The first figure depicts the situation for CO2 from fossil fuels. The second figure depicts calculation (A) for biogenic carbon. The third figure depicts calculation (B), which shows a negative carbon score for e.g. wood or bioplastics.
It is clear that companies like to have a negative carbon score for cradle-to-gate in their marketing (“we are a carbon negative company”). Scientist, however, regard this as greenwashing (misleading consumers) since the score for the total LCA (cradle-to-grave) is positive. So far, PEF rejected the calculation (B).
Some history on the issue.
In November 2009 It was decided by Ecoinvent to follow the IPCC in their decision in 2006 to apply the calculation system (A) “biogenic CO2 is not counted in LCA”
In the ILCD manual on LCA of 2010, the same approach is followed.
In the EN15804 (the norm for EPDs) allows calculation method (A); carbon uptake may be reported just as as additional information, however, not as an integral part of the LCA calculation.
PEF did follow the EN 15804 approach, for products with a life span shorter than 300 years
IDEMAT follows calculation method (A). The carbon uptake might be reported separately from the LCA calculation (for wood the uptake is 1.53 – 1.83 kg CO2 per kg dry wood) for products that have a shorter life span than 100 years. Carbon sequestration must be included in LCA for products that last longer then 100 years
Consequences for combustion with heat recovery.

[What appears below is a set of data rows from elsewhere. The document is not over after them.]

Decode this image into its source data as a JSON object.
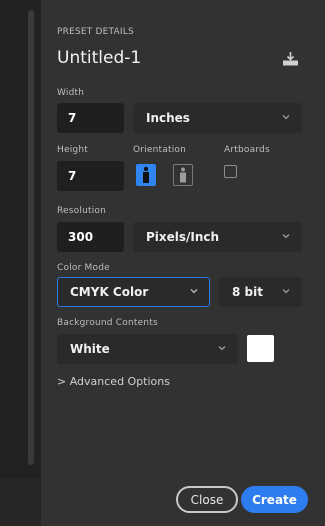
{
  "panel": {
    "section_title": "PRESET DETAILS",
    "document_name": "Untitled-1",
    "width": {
      "label": "Width",
      "value": "7",
      "unit": "Inches"
    },
    "height": {
      "label": "Height",
      "value": "7"
    },
    "orientation": {
      "label": "Orientation",
      "selected": "portrait"
    },
    "artboards": {
      "label": "Artboards",
      "checked": false
    },
    "resolution": {
      "label": "Resolution",
      "value": "300",
      "unit": "Pixels/Inch"
    },
    "color_mode": {
      "label": "Color Mode",
      "value": "CMYK Color",
      "bit_depth": "8 bit"
    },
    "background_contents": {
      "label": "Background Contents",
      "value": "White",
      "swatch_color": "#ffffff"
    },
    "advanced_options": "> Advanced Options"
  },
  "buttons": {
    "close": "Close",
    "create": "Create"
  },
  "colors": {
    "accent": "#2d7df0",
    "panel_bg": "#323232",
    "field_bg": "#1f1f1f"
  },
  "icons": [
    "save-preset-icon",
    "portrait-orientation-icon",
    "landscape-orientation-icon",
    "chevron-down-icon"
  ]
}
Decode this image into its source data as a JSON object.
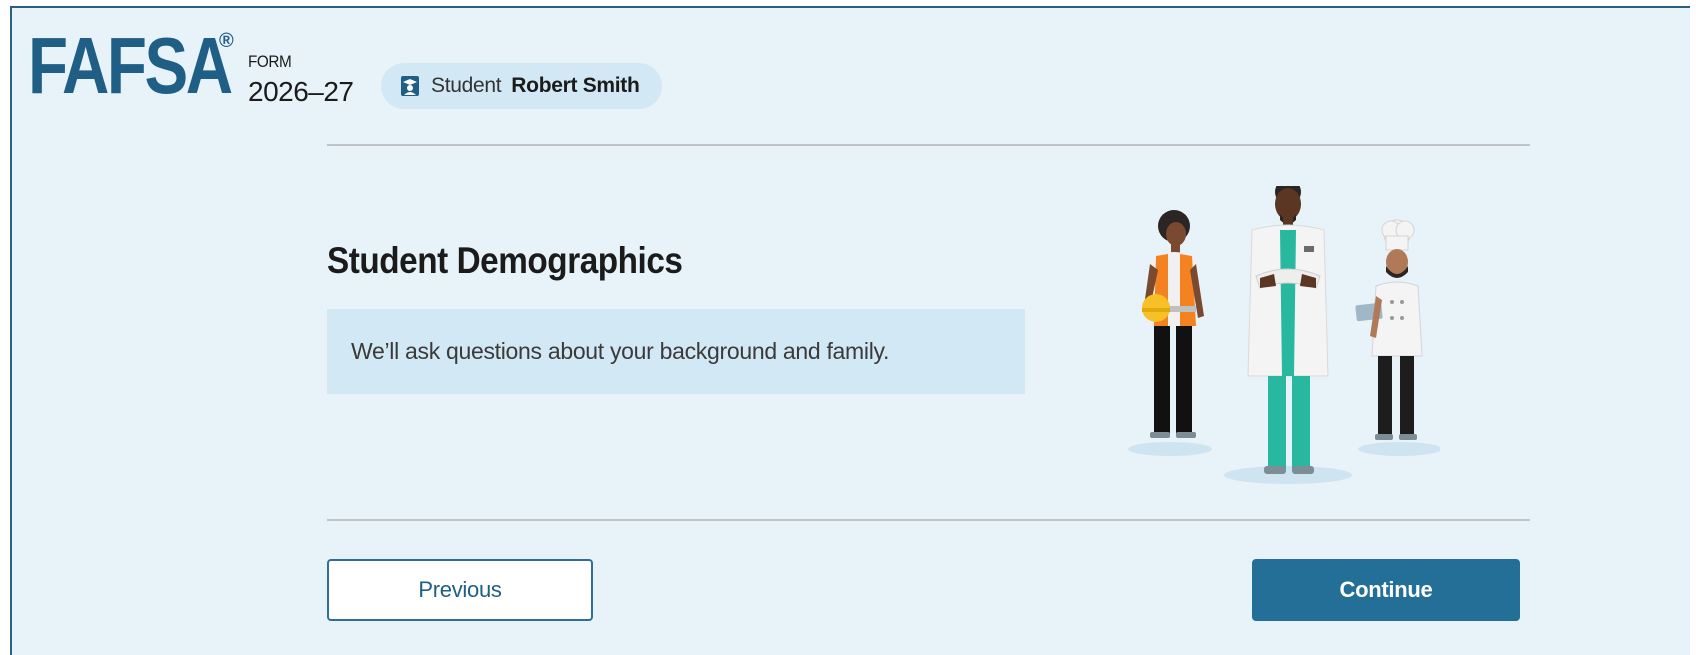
{
  "header": {
    "logo": "FAFSA",
    "logo_mark": "®",
    "form_label": "FORM",
    "form_year": "2026–27",
    "student_badge": {
      "icon": "graduate-icon",
      "role": "Student",
      "name": "Robert Smith"
    }
  },
  "main": {
    "title": "Student Demographics",
    "info": "We’ll ask questions about your background and family.",
    "illustration": "workers-illustration"
  },
  "footer": {
    "previous_label": "Previous",
    "continue_label": "Continue"
  },
  "colors": {
    "brand": "#205f85",
    "page_bg": "#e8f3f9",
    "info_bg": "#d3e8f5",
    "primary_button": "#236f98"
  }
}
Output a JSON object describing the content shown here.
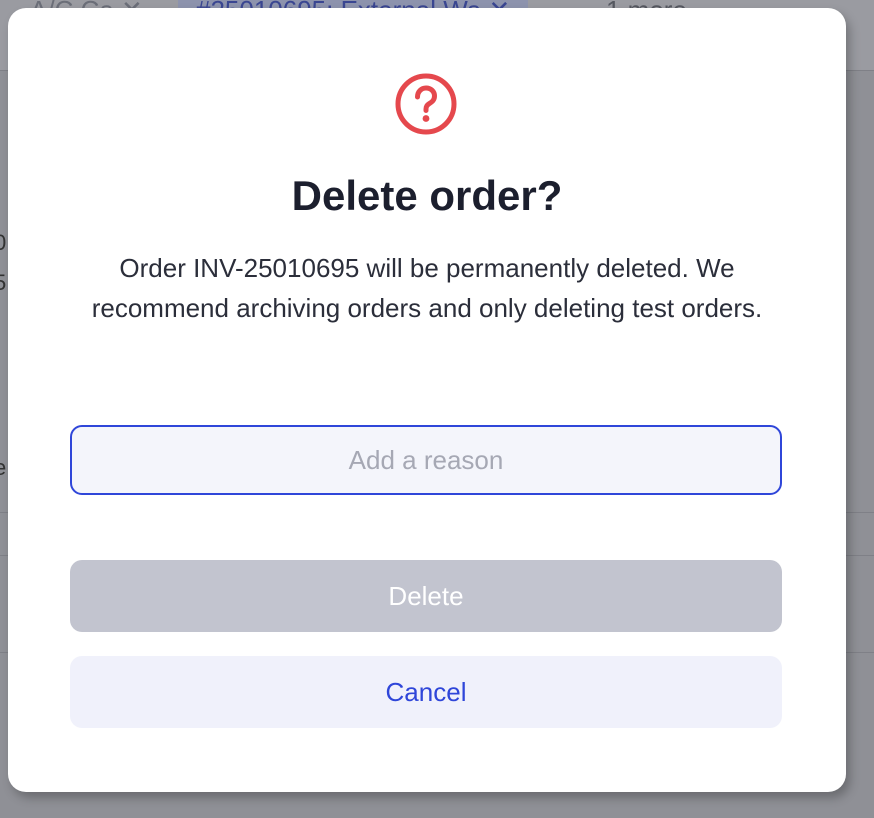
{
  "background": {
    "tabs": [
      "A/C Ca",
      "#25010695: External Wa",
      "1 more"
    ],
    "fragments": [
      "0",
      "5",
      "e"
    ]
  },
  "dialog": {
    "icon": "question-circle-icon",
    "icon_color": "#e5484d",
    "title": "Delete order?",
    "message": "Order INV-25010695 will be permanently deleted. We recommend archiving orders and only deleting test orders.",
    "reason_placeholder": "Add a reason",
    "reason_value": "",
    "delete_label": "Delete",
    "cancel_label": "Cancel",
    "accent_color": "#2f46d9",
    "delete_disabled": true
  }
}
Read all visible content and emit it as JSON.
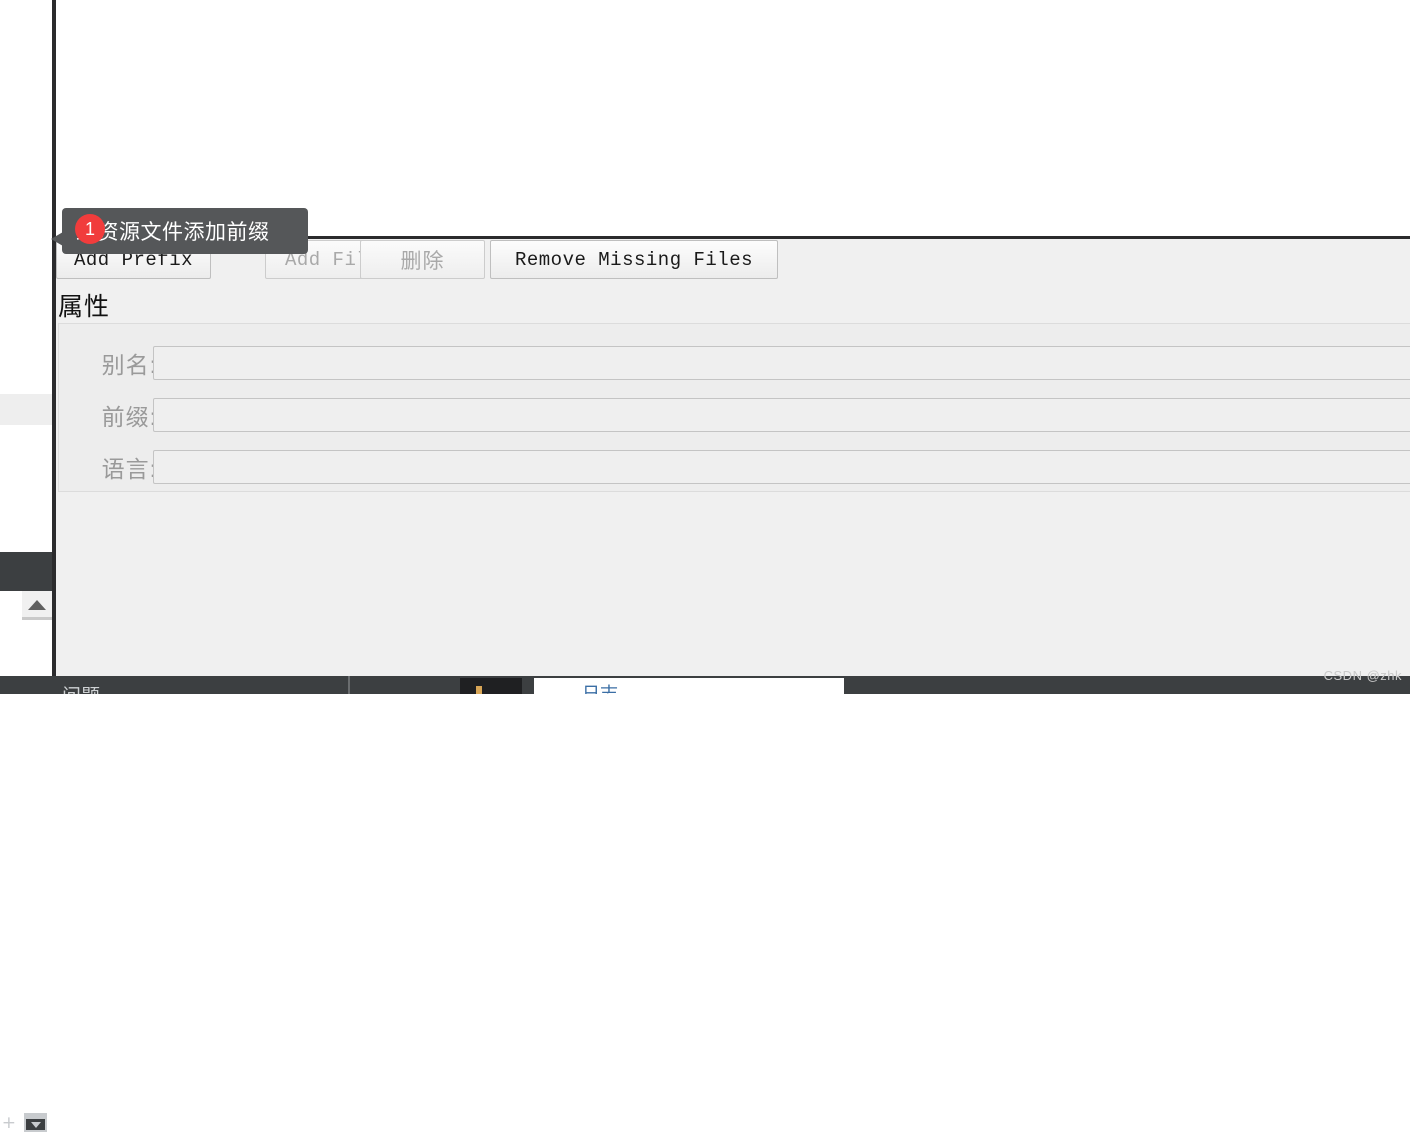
{
  "colors": {
    "badge_red": "#f13c3c",
    "tooltip_bg": "#555759",
    "panel_bg": "#f0f0f0",
    "group_bg": "#ededed",
    "divider_dark": "#2b2b2d",
    "ide_dark": "#3c3f41",
    "disabled_text": "#a9a9a9",
    "label_gray": "#9a9a9a"
  },
  "left_rail": {
    "plus_icon": "plus-icon",
    "panel_icon": "tool-window-icon",
    "scroll_up_icon": "scroll-up-arrow-icon"
  },
  "annotation": {
    "badge_number": "1",
    "tooltip_text": "给资源文件添加前缀"
  },
  "toolbar": {
    "buttons": [
      {
        "label": "Add Prefix",
        "name": "add-prefix-button",
        "disabled": false
      },
      {
        "label": "Add Files",
        "name": "add-files-button",
        "disabled": true
      },
      {
        "label": "删除",
        "name": "delete-button",
        "disabled": true
      },
      {
        "label": "Remove Missing Files",
        "name": "remove-missing-files-button",
        "disabled": false
      }
    ]
  },
  "properties": {
    "title": "属性",
    "fields": [
      {
        "label": "别名:",
        "value": "",
        "placeholder": "",
        "name": "alias"
      },
      {
        "label": "前缀:",
        "value": "",
        "placeholder": "",
        "name": "prefix"
      },
      {
        "label": "语言:",
        "value": "",
        "placeholder": "",
        "name": "language"
      }
    ]
  },
  "bottom_bar": {
    "left_label": "问题",
    "active_tab_label": "日志"
  },
  "watermark": {
    "text": "CSDN @zhk"
  }
}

The consequences for the end-of-life calculations on “combustion with heat recovery” is that the end-of-life scores for wood and biobased products become negative. See FAQ 2.4. This is the basic idea of “avoided fossil fuels”: at the end-of-life heat is recycled with a positive effect (a ‘credit’) on the environment (compared to doing nothing).